May 31, 2016
Think back to a special childhood moment when you were able to achieve a difficult goal. Maybe you caught your first fish, successfully mastered a two-wheeler or baked your first batch of cookies. Thinking back to those moments, for many, something very special made that achievement possible. Since the beginning of time and observed in every culture in the world, is the Guided Participation Relationship (GPR). The GPR is the authentic collaboration between a more experienced “Guide” and a willing “Apprentice.” The GPR provides the apprentice with an opportunity to learn and grow alongside a teaching guide who provides learning opportunities and an appropriate level of challenge to foster a growth-seeking mindset.
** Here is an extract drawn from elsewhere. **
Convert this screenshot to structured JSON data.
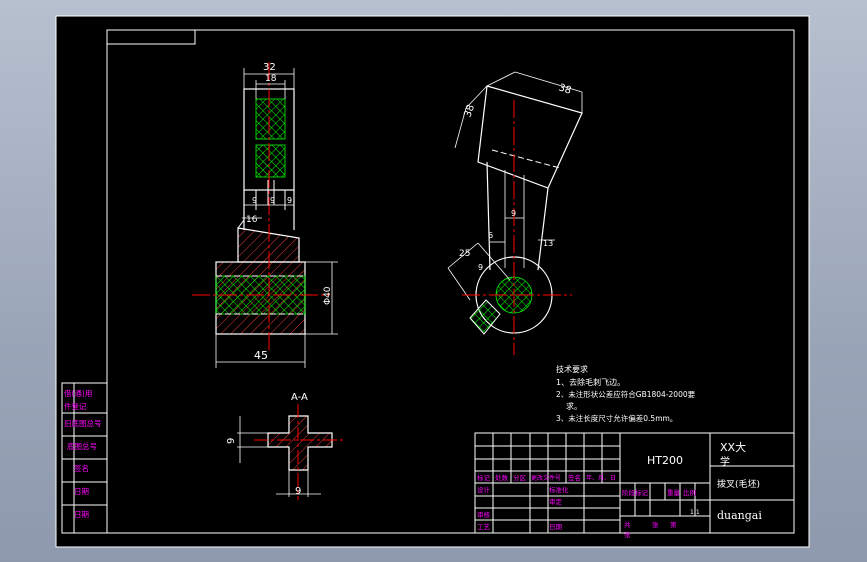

One core deficit of those affected by autism is the reduced ability to participate in, and to take advantage of, the GPR. For typically developing children and their parents, this relationship naturally develops and serves as the child’s main point of reference as they develop during their early years. A child affected by autism begins to withdraw from this rich and beneficial relationship around 9 months of age and thus suffers the loss of growth that takes place within this rich and essential relationship.
Research by Hobson et al. provides more information about how a child’s withdrawal from the GPR affects parental interactions and solidifies the child’s path down an atypical development trajectory. In a 2015 study, Hobson et al. set out to observe whether families participating in a Relationship Development Intervention (RDI®) program were able to progress towards re-establishment of the GPR through the protocol set forth by the program founder, Dr. Steve Gutstein. Hobson et al. first studied differences between the interaction styles in typically developing versus atypically developing dyads and found that parental interactions in atypically developing GPR relationships were found to be more directive in nature, of lower quality and with a reduced capacity to co-regulate and share experiences. Hobson et al. found that children-parent dyads participating in the RDI® program experienced improvements in baseline ratings of parent-child interaction and that improvements in these ratings inversely correlated with Autism Diagnostic Observation Schedule (ADOS) severity scores.
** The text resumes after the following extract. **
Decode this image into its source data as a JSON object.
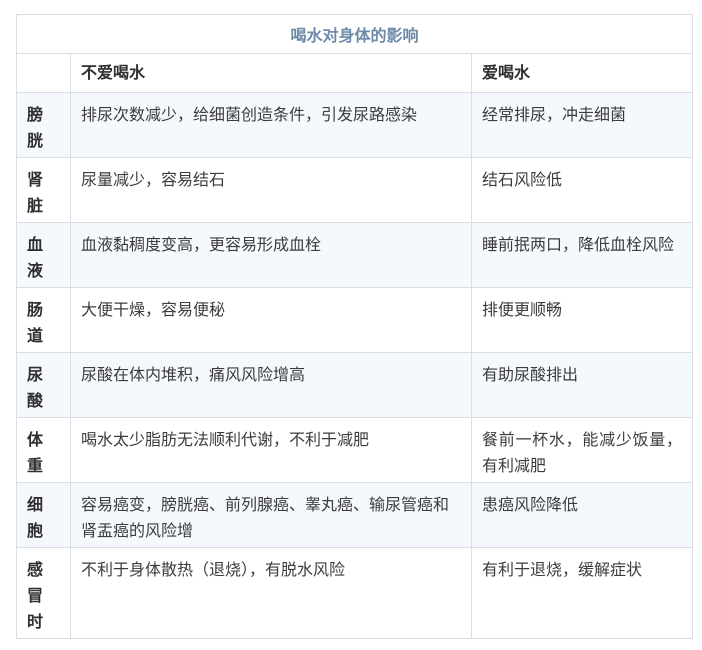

Though the initial loss of the GPR is a disappointing shock to parents, leaving many unsure of how to function as a guide for their disengaged child, the RDI® program systematically addresses core deficits and aims to reinstate the parental guide role. Dr. Gutstein calls RDI® “A second chance,” meaning that one main goal of the program is to re-establish the GPR, which in turn brings the child closer to a more typical development trajectory. There isn’t any person on earth more qualified, more consistent and more able to serve as a guide to your child than you. RDI® empowers parents, enabling them to restore their role and to enthusiastically guide their child through the challenges of life.
As you become more comfortable in your guiding role, you are more able to provide your child with those same sweet memories you enjoyed in childhood, including the proud feelings of accomplishment and the shared joy of a hard-earned victory.
Hobson, J. A., Tarver, L., Beurkens, N., & Hobson, R. P. (2015). The Relation between Severity of Autism and Caregiver-Child Interaction: a Study in the Context of Relationship Development Intervention. Journal of abnormal child psychology, 1-11